You are allowed to drink differently.

Questions for Richmond Wine Culture

March 1, 2011

What do you mean by natural wine?  Made by hippy’s?

No, not hippy’s, think more along the lines of families with deep traditional ties to their land and culture. The term “natural” can be subjective and not necessarily regulated but for the most part it means that grapes are grown with little to no chemical pesticides and little to no manipulation by technology in the actual wine making stage. Sometimes you will see labels that claim the grapes were grown organically but it does not always mean the wine made from those grapes weren’t spoofilated by acidification, industrial yeasts, micro-oxygenation, reverse osmosis, oak chips, chaptalization, de-alchoholization…

Aren’t natural wines expensive?

No. You can find honest, delicious wines in all price ranges from all over the world, especially Southwest France.  Good wines are “made” in vineyards and wine cellars that have been around for generations as opposed to brand new high-tech million dollar wineries that have been built on expensive  real estate.  This blog will direct you to several examples for sale in wine shops and restaurants around the city.

How do I know if I am buying or drinking an honest wine?

Hopefully the label can tell you, France has their A.O.C., Italy has their D.O.C.G., Spain has their D.O., Germany has their V.D.P.  Not really a guarantee of quality but it is a starting point.  These label designations mean specific grapes were grown in specific areas by specific means.   Look for who grew the grapes and who put them in the bottle.  Also get to know who the importer is, leave it to these experts to wade through the oceans of wine in the world to find the good stuff.   Of course your local wine shop should be able to point out what’s what.   More on this in the future.

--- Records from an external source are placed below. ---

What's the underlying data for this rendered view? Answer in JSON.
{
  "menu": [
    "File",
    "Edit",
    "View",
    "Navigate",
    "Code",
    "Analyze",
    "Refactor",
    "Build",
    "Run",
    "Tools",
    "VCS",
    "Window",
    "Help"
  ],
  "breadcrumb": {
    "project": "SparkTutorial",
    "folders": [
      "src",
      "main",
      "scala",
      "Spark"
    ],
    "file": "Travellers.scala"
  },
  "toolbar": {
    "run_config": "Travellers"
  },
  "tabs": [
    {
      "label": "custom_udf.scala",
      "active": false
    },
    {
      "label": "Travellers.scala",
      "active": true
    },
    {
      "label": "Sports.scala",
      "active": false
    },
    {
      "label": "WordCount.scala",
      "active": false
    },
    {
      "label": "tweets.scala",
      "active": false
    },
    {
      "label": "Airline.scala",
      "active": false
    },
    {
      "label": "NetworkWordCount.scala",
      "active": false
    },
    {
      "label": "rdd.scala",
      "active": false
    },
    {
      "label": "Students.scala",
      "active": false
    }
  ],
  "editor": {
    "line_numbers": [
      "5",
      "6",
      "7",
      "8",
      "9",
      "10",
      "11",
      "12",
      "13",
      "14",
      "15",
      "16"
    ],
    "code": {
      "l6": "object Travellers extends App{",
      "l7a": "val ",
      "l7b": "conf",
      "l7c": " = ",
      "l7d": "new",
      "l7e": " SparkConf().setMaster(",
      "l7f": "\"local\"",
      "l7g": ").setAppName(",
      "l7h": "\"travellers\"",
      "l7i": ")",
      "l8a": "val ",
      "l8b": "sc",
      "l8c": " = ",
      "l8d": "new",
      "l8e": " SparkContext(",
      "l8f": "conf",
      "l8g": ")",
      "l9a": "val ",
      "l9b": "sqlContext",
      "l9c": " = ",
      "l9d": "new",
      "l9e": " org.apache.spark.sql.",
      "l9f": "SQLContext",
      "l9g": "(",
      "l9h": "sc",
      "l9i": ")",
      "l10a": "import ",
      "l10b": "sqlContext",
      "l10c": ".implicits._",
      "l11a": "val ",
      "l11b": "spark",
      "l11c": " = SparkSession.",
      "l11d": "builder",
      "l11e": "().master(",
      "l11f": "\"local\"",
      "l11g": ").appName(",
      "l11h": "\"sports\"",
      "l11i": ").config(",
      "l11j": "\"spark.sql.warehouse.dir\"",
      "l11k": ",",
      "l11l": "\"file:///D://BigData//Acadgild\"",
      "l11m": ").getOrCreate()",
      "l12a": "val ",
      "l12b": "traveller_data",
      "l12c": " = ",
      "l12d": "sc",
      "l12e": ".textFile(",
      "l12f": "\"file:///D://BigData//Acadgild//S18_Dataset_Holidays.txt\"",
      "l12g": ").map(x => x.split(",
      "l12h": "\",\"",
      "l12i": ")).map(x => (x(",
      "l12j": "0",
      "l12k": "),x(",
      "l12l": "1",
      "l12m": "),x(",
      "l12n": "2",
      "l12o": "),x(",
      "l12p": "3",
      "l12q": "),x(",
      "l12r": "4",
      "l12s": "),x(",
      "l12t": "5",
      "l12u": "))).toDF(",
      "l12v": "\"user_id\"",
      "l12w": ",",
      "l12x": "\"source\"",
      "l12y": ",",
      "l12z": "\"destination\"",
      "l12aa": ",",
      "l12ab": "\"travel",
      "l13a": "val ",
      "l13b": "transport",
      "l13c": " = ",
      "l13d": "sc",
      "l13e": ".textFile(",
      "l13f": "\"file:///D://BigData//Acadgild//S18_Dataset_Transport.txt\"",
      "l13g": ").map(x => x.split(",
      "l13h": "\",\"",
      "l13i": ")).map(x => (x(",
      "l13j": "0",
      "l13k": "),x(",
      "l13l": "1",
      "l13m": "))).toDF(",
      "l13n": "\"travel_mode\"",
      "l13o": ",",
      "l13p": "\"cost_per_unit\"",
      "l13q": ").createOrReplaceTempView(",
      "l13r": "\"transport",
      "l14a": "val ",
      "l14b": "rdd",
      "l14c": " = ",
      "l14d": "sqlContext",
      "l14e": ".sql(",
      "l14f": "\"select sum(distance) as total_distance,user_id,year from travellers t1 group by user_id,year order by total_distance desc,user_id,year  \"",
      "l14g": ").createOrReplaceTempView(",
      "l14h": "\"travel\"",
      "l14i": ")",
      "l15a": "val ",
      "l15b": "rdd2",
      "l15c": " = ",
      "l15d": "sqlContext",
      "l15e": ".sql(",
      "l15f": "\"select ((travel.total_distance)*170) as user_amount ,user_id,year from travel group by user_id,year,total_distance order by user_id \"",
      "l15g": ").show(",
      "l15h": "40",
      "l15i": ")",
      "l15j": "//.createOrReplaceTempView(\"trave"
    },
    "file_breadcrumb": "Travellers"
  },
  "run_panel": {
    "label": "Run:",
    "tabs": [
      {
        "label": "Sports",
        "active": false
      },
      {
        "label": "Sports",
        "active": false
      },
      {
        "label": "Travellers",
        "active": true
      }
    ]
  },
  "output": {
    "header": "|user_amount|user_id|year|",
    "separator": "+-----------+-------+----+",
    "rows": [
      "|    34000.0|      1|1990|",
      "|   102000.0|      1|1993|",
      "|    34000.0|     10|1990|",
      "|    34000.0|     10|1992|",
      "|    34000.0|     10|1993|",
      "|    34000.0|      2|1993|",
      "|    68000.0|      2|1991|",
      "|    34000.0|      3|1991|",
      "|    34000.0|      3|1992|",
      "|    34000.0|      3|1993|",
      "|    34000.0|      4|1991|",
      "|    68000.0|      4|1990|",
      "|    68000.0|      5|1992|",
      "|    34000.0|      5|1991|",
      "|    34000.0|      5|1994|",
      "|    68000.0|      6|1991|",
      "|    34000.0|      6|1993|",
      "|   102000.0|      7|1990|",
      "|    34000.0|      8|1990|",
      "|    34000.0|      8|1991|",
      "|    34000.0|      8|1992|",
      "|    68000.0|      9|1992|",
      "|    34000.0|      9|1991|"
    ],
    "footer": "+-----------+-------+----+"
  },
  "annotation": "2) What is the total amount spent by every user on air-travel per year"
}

What about ‘Wholefoods’ and ‘Trader Joes’, they sell all-natural wine don’t they?

Don’t get me started, more on this in the future as well.